DIRECTIONS: Output each record verbatim, with pictures left out.

PROVIDED ENTRIES:
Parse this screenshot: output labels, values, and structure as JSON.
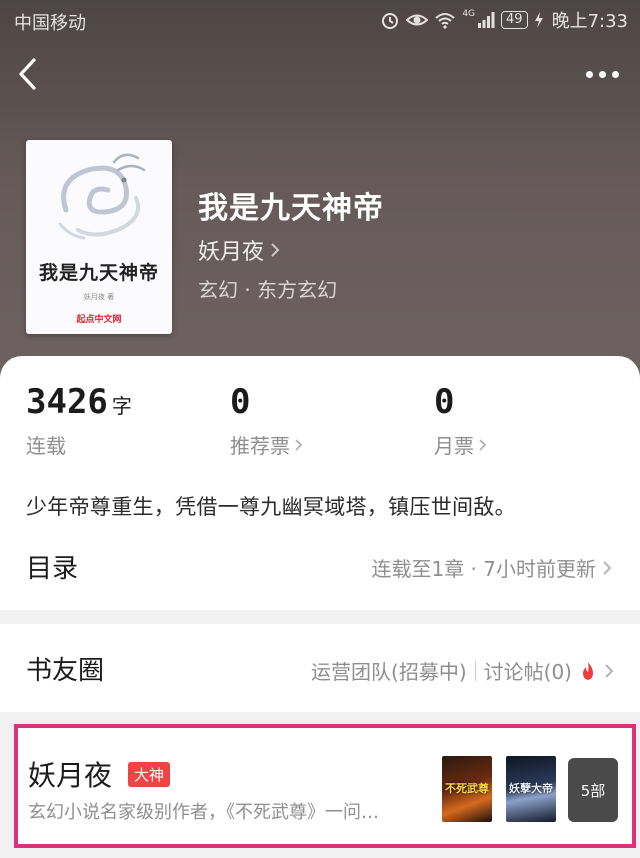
{
  "status_bar": {
    "carrier": "中国移动",
    "network": "4G",
    "battery": "49",
    "time": "晚上7:33"
  },
  "book": {
    "title": "我是九天神帝",
    "author": "妖月夜",
    "genre": "玄幻 · 东方玄幻",
    "cover": {
      "title": "我是九天神帝",
      "author_line": "妖月夜 著",
      "brand": "起点中文网"
    }
  },
  "stats": {
    "words_value": "3426",
    "words_unit": "字",
    "words_label": "连载",
    "recommend_value": "0",
    "recommend_label": "推荐票",
    "monthly_value": "0",
    "monthly_label": "月票"
  },
  "synopsis": "少年帝尊重生，凭借一尊九幽冥域塔，镇压世间敌。",
  "toc": {
    "title": "目录",
    "info": "连载至1章 · 7小时前更新"
  },
  "circle": {
    "title": "书友圈",
    "team": "运营团队(招募中)",
    "forum": "讨论帖(0)"
  },
  "author_card": {
    "name": "妖月夜",
    "badge": "大神",
    "description": "玄幻小说名家级别作者，《不死武尊》一问…",
    "book1_text": "不死武尊",
    "book2_text": "妖孽大帝",
    "more": "5部"
  },
  "colors": {
    "header_bg": "#5d5352",
    "highlight_border": "#d8347a",
    "badge_bg": "#f04444",
    "hot_icon": "#ee3b3b"
  }
}
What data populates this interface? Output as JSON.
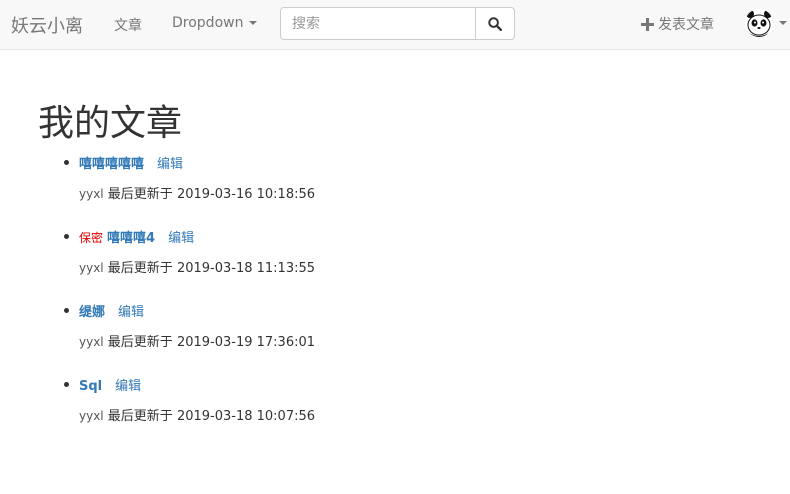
{
  "navbar": {
    "brand": "妖云小离",
    "articles_link": "文章",
    "dropdown_label": "Dropdown",
    "search_placeholder": "搜索",
    "publish_label": "发表文章",
    "icons": {
      "search": "search-icon",
      "publish": "plus-icon",
      "avatar": "panda-avatar",
      "caret": "caret-down-icon"
    }
  },
  "main": {
    "page_title": "我的文章",
    "articles": [
      {
        "secret_badge": "",
        "title": "嘻嘻嘻嘻嘻",
        "edit_label": "编辑",
        "author": "yyxl",
        "updated_prefix": "最后更新于",
        "updated_at": "2019-03-16 10:18:56"
      },
      {
        "secret_badge": "保密",
        "title": "嘻嘻嘻4",
        "edit_label": "编辑",
        "author": "yyxl",
        "updated_prefix": "最后更新于",
        "updated_at": "2019-03-18 11:13:55"
      },
      {
        "secret_badge": "",
        "title": "缇娜",
        "edit_label": "编辑",
        "author": "yyxl",
        "updated_prefix": "最后更新于",
        "updated_at": "2019-03-19 17:36:01"
      },
      {
        "secret_badge": "",
        "title": "Sql",
        "edit_label": "编辑",
        "author": "yyxl",
        "updated_prefix": "最后更新于",
        "updated_at": "2019-03-18 10:07:56"
      }
    ]
  },
  "colors": {
    "link": "#337ab7",
    "secret": "#e00000",
    "navbar_bg": "#f8f8f8",
    "navbar_text": "#777777"
  }
}
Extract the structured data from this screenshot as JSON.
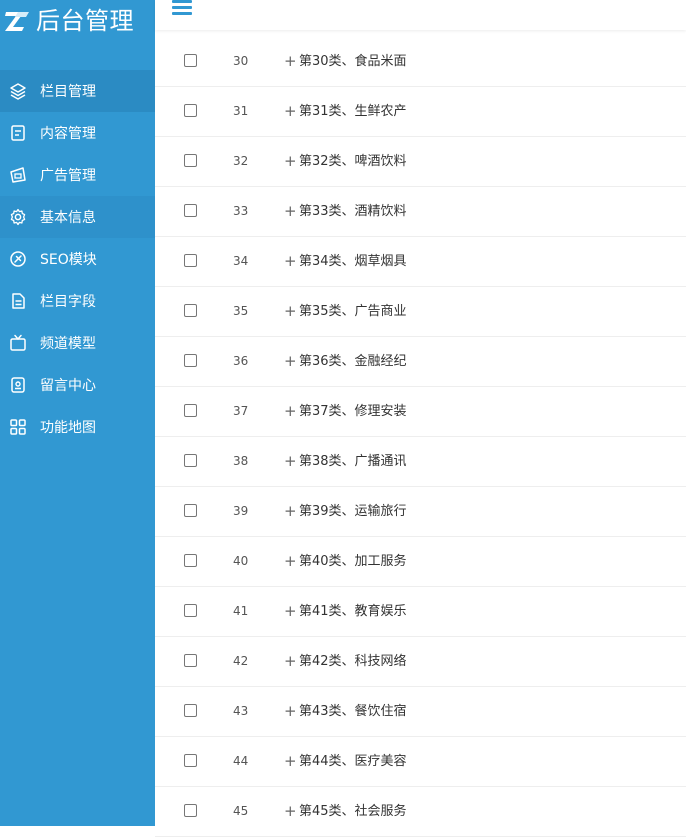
{
  "sidebar": {
    "logo_text": "后台管理",
    "items": [
      {
        "label": "栏目管理",
        "icon": "layers-icon",
        "state": "active"
      },
      {
        "label": "内容管理",
        "icon": "document-icon",
        "state": ""
      },
      {
        "label": "广告管理",
        "icon": "ad-icon",
        "state": ""
      },
      {
        "label": "基本信息",
        "icon": "gear-icon",
        "state": "hl"
      },
      {
        "label": "SEO模块",
        "icon": "seo-icon",
        "state": ""
      },
      {
        "label": "栏目字段",
        "icon": "file-icon",
        "state": ""
      },
      {
        "label": "频道模型",
        "icon": "tv-icon",
        "state": ""
      },
      {
        "label": "留言中心",
        "icon": "message-icon",
        "state": ""
      },
      {
        "label": "功能地图",
        "icon": "grid-icon",
        "state": ""
      }
    ]
  },
  "table": {
    "expand_symbol": "+",
    "rows": [
      {
        "id": "30",
        "name": "第30类、食品米面"
      },
      {
        "id": "31",
        "name": "第31类、生鲜农产"
      },
      {
        "id": "32",
        "name": "第32类、啤酒饮料"
      },
      {
        "id": "33",
        "name": "第33类、酒精饮料"
      },
      {
        "id": "34",
        "name": "第34类、烟草烟具"
      },
      {
        "id": "35",
        "name": "第35类、广告商业"
      },
      {
        "id": "36",
        "name": "第36类、金融经纪"
      },
      {
        "id": "37",
        "name": "第37类、修理安装"
      },
      {
        "id": "38",
        "name": "第38类、广播通讯"
      },
      {
        "id": "39",
        "name": "第39类、运输旅行"
      },
      {
        "id": "40",
        "name": "第40类、加工服务"
      },
      {
        "id": "41",
        "name": "第41类、教育娱乐"
      },
      {
        "id": "42",
        "name": "第42类、科技网络"
      },
      {
        "id": "43",
        "name": "第43类、餐饮住宿"
      },
      {
        "id": "44",
        "name": "第44类、医疗美容"
      },
      {
        "id": "45",
        "name": "第45类、社会服务"
      }
    ]
  },
  "colors": {
    "sidebar": "#3198d2",
    "accent": "#3198d2"
  }
}
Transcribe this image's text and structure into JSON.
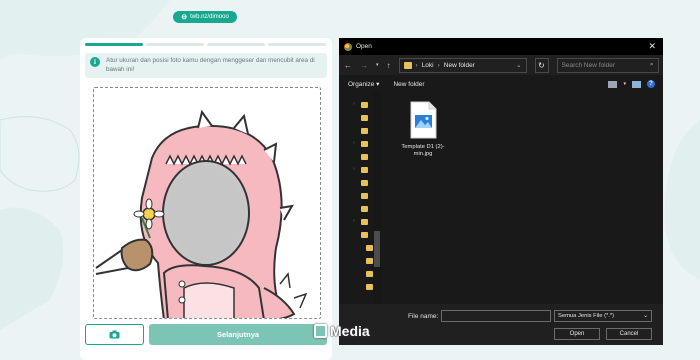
{
  "url_pill": {
    "icon": "link-icon",
    "text": "twb.nz/dimooo"
  },
  "card": {
    "progress": [
      true,
      false,
      false,
      false
    ],
    "info_text": "Atur ukuran dan posisi foto kamu dengan menggeser dan mencubit area di bawah ini!",
    "camera_icon": "camera-icon",
    "next_label": "Selanjutnya"
  },
  "dialog": {
    "title": "Open",
    "close": "✕",
    "path": [
      "Loki",
      "New folder"
    ],
    "path_separator": "›",
    "search_placeholder": "Search New folder",
    "organize_label": "Organize ▾",
    "new_folder_label": "New folder",
    "file": {
      "name": "Template D1 (2)-min.jpg"
    },
    "filename_label": "File name:",
    "filetype_value": "Semua Jenis File (*.*)",
    "open_label": "Open",
    "cancel_label": "Cancel"
  },
  "watermark": {
    "text": "Media"
  },
  "colors": {
    "accent": "#17a88f",
    "dialog_bg": "#202020",
    "page_bg": "#eaf4f4"
  }
}
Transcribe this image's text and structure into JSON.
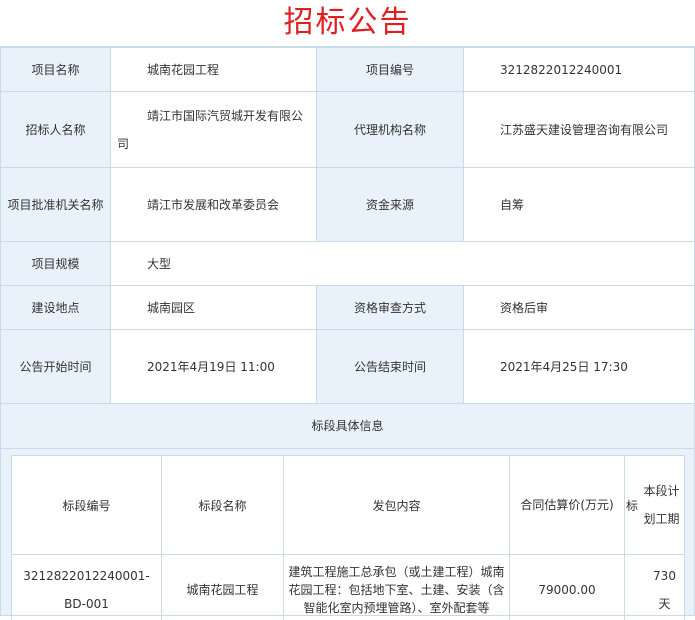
{
  "title": "招标公告",
  "rows": [
    {
      "l1": "项目名称",
      "v1": "城南花园工程",
      "l2": "项目编号",
      "v2": "3212822012240001"
    },
    {
      "l1": "招标人名称",
      "v1": "靖江市国际汽贸城开发有限公司",
      "l2": "代理机构名称",
      "v2": "江苏盛天建设管理咨询有限公司"
    },
    {
      "l1": "项目批准机关名称",
      "v1": "靖江市发展和改革委员会",
      "l2": "资金来源",
      "v2": "自筹"
    },
    {
      "l1": "项目规模",
      "v1": "大型"
    },
    {
      "l1": "建设地点",
      "v1": "城南园区",
      "l2": "资格审查方式",
      "v2": "资格后审"
    },
    {
      "l1": "公告开始时间",
      "v1": "2021年4月19日 11:00",
      "l2": "公告结束时间",
      "v2": "2021年4月25日 17:30"
    }
  ],
  "section_title": "标段具体信息",
  "lots": {
    "headers": [
      "标段编号",
      "标段名称",
      "发包内容",
      "合同估算价(万元)",
      "标",
      "本段计划工期"
    ],
    "rows": [
      {
        "code": "3212822012240001-BD-001",
        "name": "城南花园工程",
        "content": "建筑工程施工总承包（或土建工程）城南花园工程：包括地下室、土建、安装（含智能化室内预埋管路）、室外配套等",
        "price": "79000.00",
        "period": "730天"
      }
    ]
  }
}
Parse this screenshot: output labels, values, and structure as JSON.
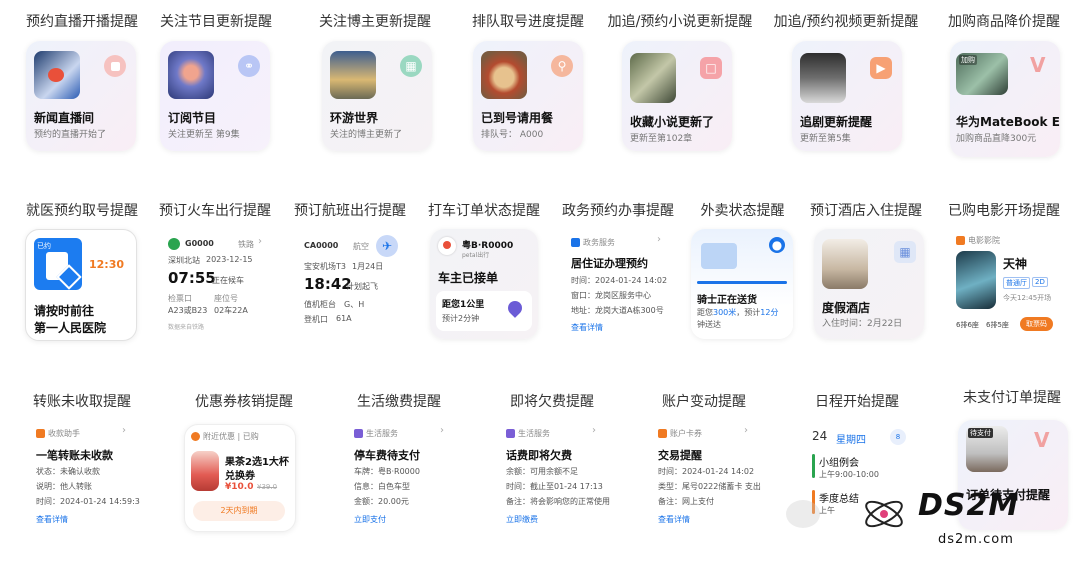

WRITTEN REPLY:
Parse this screenshot: output labels, values, and structure as JSON.
{
  "status_bar": {
    "carrier": "中国移动",
    "network": "4G",
    "battery": "49",
    "time": "晚上7:33"
  },
  "book": {
    "title": "我是九天神帝",
    "author": "妖月夜",
    "genre": "玄幻 · 东方玄幻",
    "cover": {
      "title": "我是九天神帝",
      "author_line": "妖月夜 著",
      "brand": "起点中文网"
    }
  },
  "stats": {
    "words_value": "3426",
    "words_unit": "字",
    "words_label": "连载",
    "recommend_value": "0",
    "recommend_label": "推荐票",
    "monthly_value": "0",
    "monthly_label": "月票"
  },
  "synopsis": "少年帝尊重生，凭借一尊九幽冥域塔，镇压世间敌。",
  "toc": {
    "title": "目录",
    "info": "连载至1章 · 7小时前更新"
  },
  "circle": {
    "title": "书友圈",
    "team": "运营团队(招募中)",
    "forum": "讨论帖(0)"
  },
  "author_card": {
    "name": "妖月夜",
    "badge": "大神",
    "description": "玄幻小说名家级别作者，《不死武尊》一问…",
    "book1_text": "不死武尊",
    "book2_text": "妖孽大帝",
    "more": "5部"
  },
  "colors": {
    "header_bg": "#5d5352",
    "highlight_border": "#d8347a",
    "badge_bg": "#f04444",
    "hot_icon": "#ee3b3b"
  }
}
What data populates this interface? Output as JSON.
{
  "navbar": {
    "brand": "妖云小离",
    "articles_link": "文章",
    "dropdown_label": "Dropdown",
    "search_placeholder": "搜索",
    "publish_label": "发表文章",
    "icons": {
      "search": "search-icon",
      "publish": "plus-icon",
      "avatar": "panda-avatar",
      "caret": "caret-down-icon"
    }
  },
  "main": {
    "page_title": "我的文章",
    "articles": [
      {
        "secret_badge": "",
        "title": "嘻嘻嘻嘻嘻",
        "edit_label": "编辑",
        "author": "yyxl",
        "updated_prefix": "最后更新于",
        "updated_at": "2019-03-16 10:18:56"
      },
      {
        "secret_badge": "保密",
        "title": "嘻嘻嘻4",
        "edit_label": "编辑",
        "author": "yyxl",
        "updated_prefix": "最后更新于",
        "updated_at": "2019-03-18 11:13:55"
      },
      {
        "secret_badge": "",
        "title": "缇娜",
        "edit_label": "编辑",
        "author": "yyxl",
        "updated_prefix": "最后更新于",
        "updated_at": "2019-03-19 17:36:01"
      },
      {
        "secret_badge": "",
        "title": "Sql",
        "edit_label": "编辑",
        "author": "yyxl",
        "updated_prefix": "最后更新于",
        "updated_at": "2019-03-18 10:07:56"
      }
    ]
  },
  "colors": {
    "link": "#337ab7",
    "secret": "#e00000",
    "navbar_bg": "#f8f8f8",
    "navbar_text": "#777777"
  }
}
Extract the structured data from this screenshot as JSON.
{
  "sidebar": {
    "logo_text": "后台管理",
    "items": [
      {
        "label": "栏目管理",
        "icon": "layers-icon",
        "state": "active"
      },
      {
        "label": "内容管理",
        "icon": "document-icon",
        "state": ""
      },
      {
        "label": "广告管理",
        "icon": "ad-icon",
        "state": ""
      },
      {
        "label": "基本信息",
        "icon": "gear-icon",
        "state": "hl"
      },
      {
        "label": "SEO模块",
        "icon": "seo-icon",
        "state": ""
      },
      {
        "label": "栏目字段",
        "icon": "file-icon",
        "state": ""
      },
      {
        "label": "频道模型",
        "icon": "tv-icon",
        "state": ""
      },
      {
        "label": "留言中心",
        "icon": "message-icon",
        "state": ""
      },
      {
        "label": "功能地图",
        "icon": "grid-icon",
        "state": ""
      }
    ]
  },
  "table": {
    "expand_symbol": "+",
    "rows": [
      {
        "id": "30",
        "name": "第30类、食品米面"
      },
      {
        "id": "31",
        "name": "第31类、生鲜农产"
      },
      {
        "id": "32",
        "name": "第32类、啤酒饮料"
      },
      {
        "id": "33",
        "name": "第33类、酒精饮料"
      },
      {
        "id": "34",
        "name": "第34类、烟草烟具"
      },
      {
        "id": "35",
        "name": "第35类、广告商业"
      },
      {
        "id": "36",
        "name": "第36类、金融经纪"
      },
      {
        "id": "37",
        "name": "第37类、修理安装"
      },
      {
        "id": "38",
        "name": "第38类、广播通讯"
      },
      {
        "id": "39",
        "name": "第39类、运输旅行"
      },
      {
        "id": "40",
        "name": "第40类、加工服务"
      },
      {
        "id": "41",
        "name": "第41类、教育娱乐"
      },
      {
        "id": "42",
        "name": "第42类、科技网络"
      },
      {
        "id": "43",
        "name": "第43类、餐饮住宿"
      },
      {
        "id": "44",
        "name": "第44类、医疗美容"
      },
      {
        "id": "45",
        "name": "第45类、社会服务"
      }
    ]
  },
  "colors": {
    "sidebar": "#3198d2",
    "accent": "#3198d2"
  }
}
Transcribe this image's text and structure into JSON.
{
  "url_pill": {
    "icon": "link-icon",
    "text": "twb.nz/dimooo"
  },
  "card": {
    "progress": [
      true,
      false,
      false,
      false
    ],
    "info_text": "Atur ukuran dan posisi foto kamu dengan menggeser dan mencubit area di bawah ini!",
    "camera_icon": "camera-icon",
    "next_label": "Selanjutnya"
  },
  "dialog": {
    "title": "Open",
    "close": "✕",
    "path": [
      "Loki",
      "New folder"
    ],
    "path_separator": "›",
    "search_placeholder": "Search New folder",
    "organize_label": "Organize ▾",
    "new_folder_label": "New folder",
    "file": {
      "name": "Template D1 (2)-min.jpg"
    },
    "filename_label": "File name:",
    "filetype_value": "Semua Jenis File (*.*)",
    "open_label": "Open",
    "cancel_label": "Cancel"
  },
  "watermark": {
    "text": "Media"
  },
  "colors": {
    "accent": "#17a88f",
    "dialog_bg": "#202020",
    "page_bg": "#eaf4f4"
  }
}
Transcribe this image's text and structure into JSON.
{
  "title": "招标公告",
  "rows": [
    {
      "l1": "项目名称",
      "v1": "城南花园工程",
      "l2": "项目编号",
      "v2": "3212822012240001"
    },
    {
      "l1": "招标人名称",
      "v1": "靖江市国际汽贸城开发有限公司",
      "l2": "代理机构名称",
      "v2": "江苏盛天建设管理咨询有限公司"
    },
    {
      "l1": "项目批准机关名称",
      "v1": "靖江市发展和改革委员会",
      "l2": "资金来源",
      "v2": "自筹"
    },
    {
      "l1": "项目规模",
      "v1": "大型"
    },
    {
      "l1": "建设地点",
      "v1": "城南园区",
      "l2": "资格审查方式",
      "v2": "资格后审"
    },
    {
      "l1": "公告开始时间",
      "v1": "2021年4月19日 11:00",
      "l2": "公告结束时间",
      "v2": "2021年4月25日 17:30"
    }
  ],
  "section_title": "标段具体信息",
  "lots": {
    "headers": [
      "标段编号",
      "标段名称",
      "发包内容",
      "合同估算价(万元)",
      "标",
      "本段计划工期"
    ],
    "rows": [
      {
        "code": "3212822012240001-BD-001",
        "name": "城南花园工程",
        "content": "建筑工程施工总承包（或土建工程）城南花园工程：包括地下室、土建、安装（含智能化室内预埋管路）、室外配套等",
        "price": "79000.00",
        "period": "730天"
      }
    ]
  }
}
Parse this screenshot: output labels, values, and structure as JSON.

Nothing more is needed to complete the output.